Task details:
Please give all of the data again, character for character, and drop the pictures.

*** Source material ***

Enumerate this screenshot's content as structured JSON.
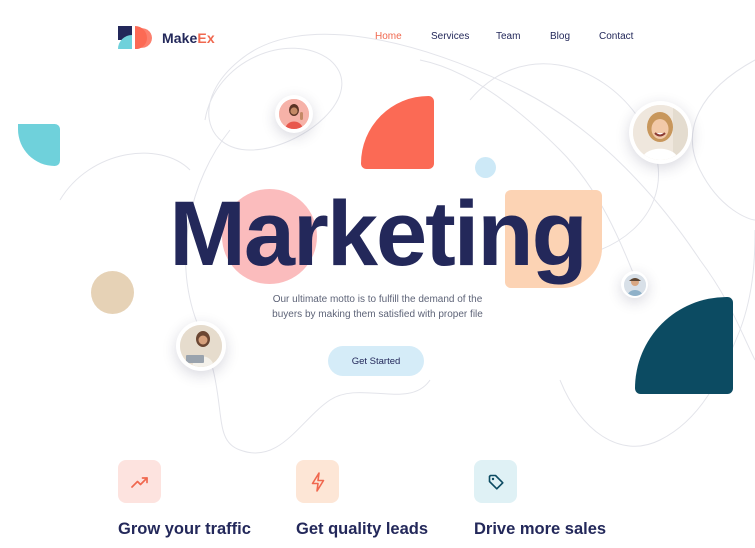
{
  "brand": {
    "name_part1": "Make",
    "name_part2": "Ex"
  },
  "nav": {
    "items": [
      {
        "label": "Home",
        "active": true
      },
      {
        "label": "Services",
        "active": false
      },
      {
        "label": "Team",
        "active": false
      },
      {
        "label": "Blog",
        "active": false
      },
      {
        "label": "Contact",
        "active": false
      }
    ]
  },
  "hero": {
    "title": "Marketing",
    "subtitle_line1": "Our ultimate motto is to fulfill the demand of the",
    "subtitle_line2": "buyers by making them satisfied with proper file",
    "cta_label": "Get Started"
  },
  "features": [
    {
      "title": "Grow your traffic",
      "icon": "trending-up-icon",
      "tile_color": "#fde3df",
      "icon_color": "#f0684f"
    },
    {
      "title": "Get quality leads",
      "icon": "lightning-icon",
      "tile_color": "#fde6d6",
      "icon_color": "#f0684f"
    },
    {
      "title": "Drive more sales",
      "icon": "tag-icon",
      "tile_color": "#dff1f5",
      "icon_color": "#0c4b62"
    }
  ],
  "colors": {
    "navy": "#23285a",
    "accent": "#f0684f",
    "teal": "#6fd1db",
    "dark_teal": "#0c4b62",
    "peach": "#fcd3b4",
    "pink": "#fbbcbd",
    "tan": "#e6d2b6",
    "light_blue": "#d5ecf8"
  }
}
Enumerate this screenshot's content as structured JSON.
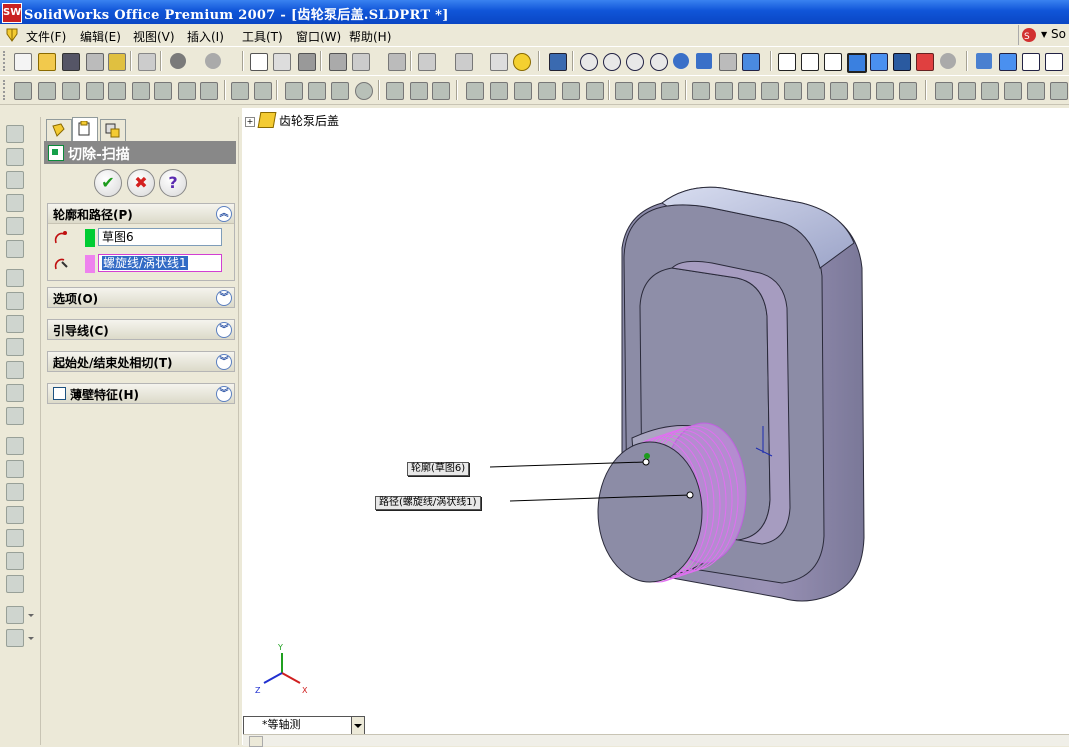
{
  "window": {
    "title": "SolidWorks Office Premium 2007 - [齿轮泵后盖.SLDPRT *]",
    "app_icon_label": "SW"
  },
  "menu": {
    "items": [
      "文件(F)",
      "编辑(E)",
      "视图(V)",
      "插入(I)",
      "工具(T)",
      "窗口(W)",
      "帮助(H)"
    ],
    "right_label": "So"
  },
  "feature_panel": {
    "title": "切除-扫描",
    "ok_label": "✔",
    "cancel_label": "✖",
    "help_label": "?",
    "groups": {
      "profile_path": "轮廓和路径(P)",
      "options": "选项(O)",
      "guide_curves": "引导线(C)",
      "start_end_tangency": "起始处/结束处相切(T)",
      "thin_feature": "薄壁特征(H)"
    },
    "profile_value": "草图6",
    "path_value": "螺旋线/涡状线1",
    "profile_color": "#00cc33",
    "path_color": "#ee82ee"
  },
  "viewport": {
    "tree_item": "齿轮泵后盖",
    "callout_profile": "轮廓(草图6)",
    "callout_path": "路径(螺旋线/涡状线1)",
    "view_orientation": "*等轴测",
    "axis_labels": {
      "x": "X",
      "y": "Y",
      "z": "Z"
    }
  }
}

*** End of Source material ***

Output for this task:
Enumerate this screenshot's content as structured JSON.
{
  "brand": {
    "name_part1": "Make",
    "name_part2": "Ex"
  },
  "nav": {
    "items": [
      {
        "label": "Home",
        "active": true
      },
      {
        "label": "Services",
        "active": false
      },
      {
        "label": "Team",
        "active": false
      },
      {
        "label": "Blog",
        "active": false
      },
      {
        "label": "Contact",
        "active": false
      }
    ]
  },
  "hero": {
    "title": "Marketing",
    "subtitle_line1": "Our ultimate motto is to fulfill the demand of the",
    "subtitle_line2": "buyers by making them satisfied with proper file",
    "cta_label": "Get Started"
  },
  "features": [
    {
      "title": "Grow your traffic",
      "icon": "trending-up-icon",
      "tile_color": "#fde3df",
      "icon_color": "#f0684f"
    },
    {
      "title": "Get quality leads",
      "icon": "lightning-icon",
      "tile_color": "#fde6d6",
      "icon_color": "#f0684f"
    },
    {
      "title": "Drive more sales",
      "icon": "tag-icon",
      "tile_color": "#dff1f5",
      "icon_color": "#0c4b62"
    }
  ],
  "colors": {
    "navy": "#23285a",
    "accent": "#f0684f",
    "teal": "#6fd1db",
    "dark_teal": "#0c4b62",
    "peach": "#fcd3b4",
    "pink": "#fbbcbd",
    "tan": "#e6d2b6",
    "light_blue": "#d5ecf8"
  }
}
Enumerate this screenshot's content as structured JSON.
{
  "window": {
    "title": "SolidWorks Office Premium 2007 - [齿轮泵后盖.SLDPRT *]",
    "app_icon_label": "SW"
  },
  "menu": {
    "items": [
      "文件(F)",
      "编辑(E)",
      "视图(V)",
      "插入(I)",
      "工具(T)",
      "窗口(W)",
      "帮助(H)"
    ],
    "right_label": "So"
  },
  "feature_panel": {
    "title": "切除-扫描",
    "ok_label": "✔",
    "cancel_label": "✖",
    "help_label": "?",
    "groups": {
      "profile_path": "轮廓和路径(P)",
      "options": "选项(O)",
      "guide_curves": "引导线(C)",
      "start_end_tangency": "起始处/结束处相切(T)",
      "thin_feature": "薄壁特征(H)"
    },
    "profile_value": "草图6",
    "path_value": "螺旋线/涡状线1",
    "profile_color": "#00cc33",
    "path_color": "#ee82ee"
  },
  "viewport": {
    "tree_item": "齿轮泵后盖",
    "callout_profile": "轮廓(草图6)",
    "callout_path": "路径(螺旋线/涡状线1)",
    "view_orientation": "*等轴测",
    "axis_labels": {
      "x": "X",
      "y": "Y",
      "z": "Z"
    }
  }
}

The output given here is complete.